Let’s see two examples to understand my problem better.
Example #1: User installs a new WP plugin, e.g.: Google maps shortcode, which outputs the div of the map and some scripts after that to start the map. When I call this page (where the google map shortcode is placed) the scripts won’t (always) work.
Example #2: User installs a ToolTip plugin. But this plugin won’t print any scripts after the shortcode, instead it prints its own script in the head and executes it when the document is ready, e.g.: $(‘a.icon’).toolTip(); This script also won’t work because first I need the content elements from the AJAX call, I can apply the function after that only. Of course if I put it into success callback, it works. But should the user put every new JS function into this callback function?
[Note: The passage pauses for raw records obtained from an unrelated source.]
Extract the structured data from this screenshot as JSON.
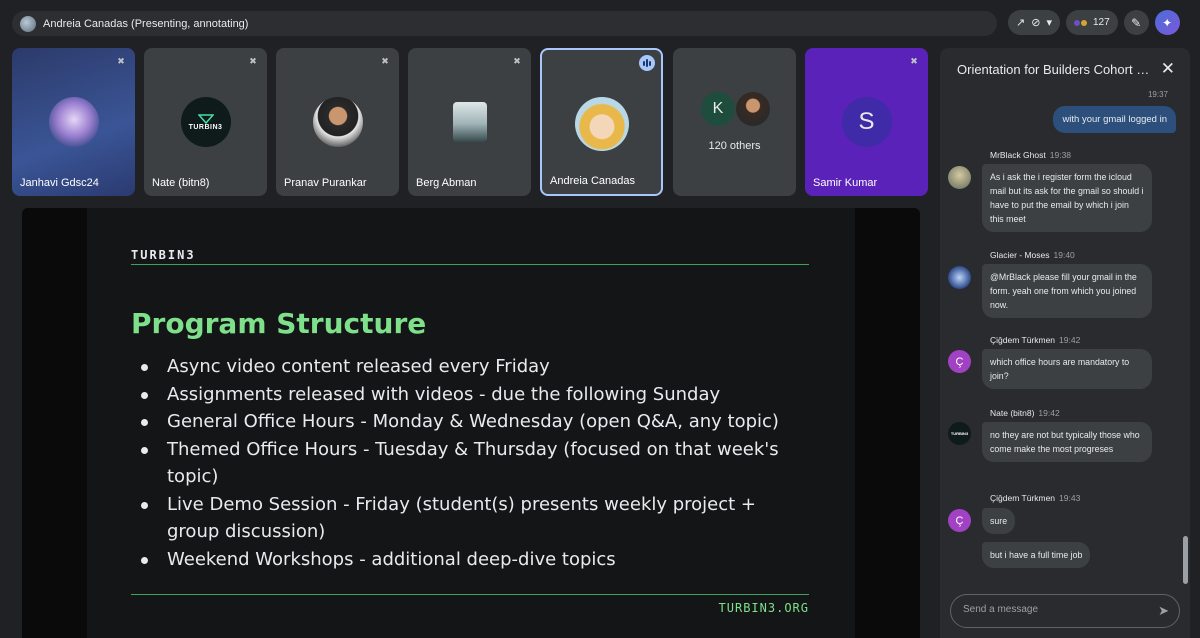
{
  "topbar": {
    "presenter_label": "Andreia Canadas (Presenting, annotating)",
    "participant_count": "127"
  },
  "tiles": [
    {
      "name": "Janhavi Gdsc24"
    },
    {
      "name": "Nate (bitn8)",
      "logo_text": "TURBIN3"
    },
    {
      "name": "Pranav Purankar"
    },
    {
      "name": "Berg Abman"
    },
    {
      "name": "Andreia Canadas"
    },
    {
      "others_label": "120 others",
      "initial": "K"
    },
    {
      "name": "Samir Kumar",
      "initial": "S"
    }
  ],
  "slide": {
    "brand_top": "TURBIN3",
    "title": "Program Structure",
    "bullets": [
      "Async video content released every Friday",
      "Assignments released with videos - due the following Sunday",
      "General Office Hours - Monday & Wednesday (open Q&A, any topic)",
      "Themed Office Hours - Tuesday & Thursday (focused on that week's topic)",
      "Live Demo Session - Friday (student(s) presents weekly project + group discussion)",
      "Weekend Workshops - additional deep-dive topics"
    ],
    "brand_bottom": "TURBIN3.ORG"
  },
  "chat": {
    "title": "Orientation for Builders Cohort Q...",
    "own_time": "19:37",
    "own_message": "with your gmail logged in",
    "messages": [
      {
        "sender": "MrBlack Ghost",
        "time": "19:38",
        "text": "As i ask the i register form the icloud mail but its ask for the gmail so should i have to put the email by which i join this meet"
      },
      {
        "sender": "Glacier - Moses",
        "time": "19:40",
        "text": "@MrBlack please fill your gmail in the form. yeah one from which you joined now."
      },
      {
        "sender": "Çiğdem Türkmen",
        "time": "19:42",
        "text": "which office hours are mandatory to join?",
        "initial": "Ç"
      },
      {
        "sender": "Nate (bitn8)",
        "time": "19:42",
        "text": "no they are not but typically those who come make the most progreses",
        "logo_text": "TURBIN3"
      },
      {
        "sender": "Çiğdem Türkmen",
        "time": "19:43",
        "text": "sure",
        "text2": "but i have a full time job",
        "initial": "Ç"
      }
    ],
    "input_placeholder": "Send a message"
  },
  "colors": {
    "accent_green": "#7ee08a",
    "chat_own_bubble": "#2c4f7c",
    "samir_tile": "#5a22b8"
  }
}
How should I handle this well?
Extra info which may help: I use jQuery.load() function and I only get the #content div from the loaded pages, not the whole page.
Idea as possible solution #1 (not tested yet): get script tags from AJAX loaded content and eval() them?
AJAX WP themes are very tricky.
Best thing to do is offer an option to disable the ajax behavior to a normal page load. So users that only want the theme functionality should use the ajax loading and users who have multiple plugins should use normal page load.
I always offer an option to always load scripts in my plugins ( so scripts will not load only when the shortcode is parsed, but always, in the head section ) . But this is not enough sometimes ( for your example of document ready ) . So I see no other solution for this.
ZoomIt: this option is already there..
subsolar saidI think this solution sometimes adds duplicated JS instances/listeners which eventually will increase the cpu usage and lag of the site more and more on every click/eval(); or i’m wrong but nevertheless i’m also curious for the best solution
While searching for possible solutions. Had someone tested this ?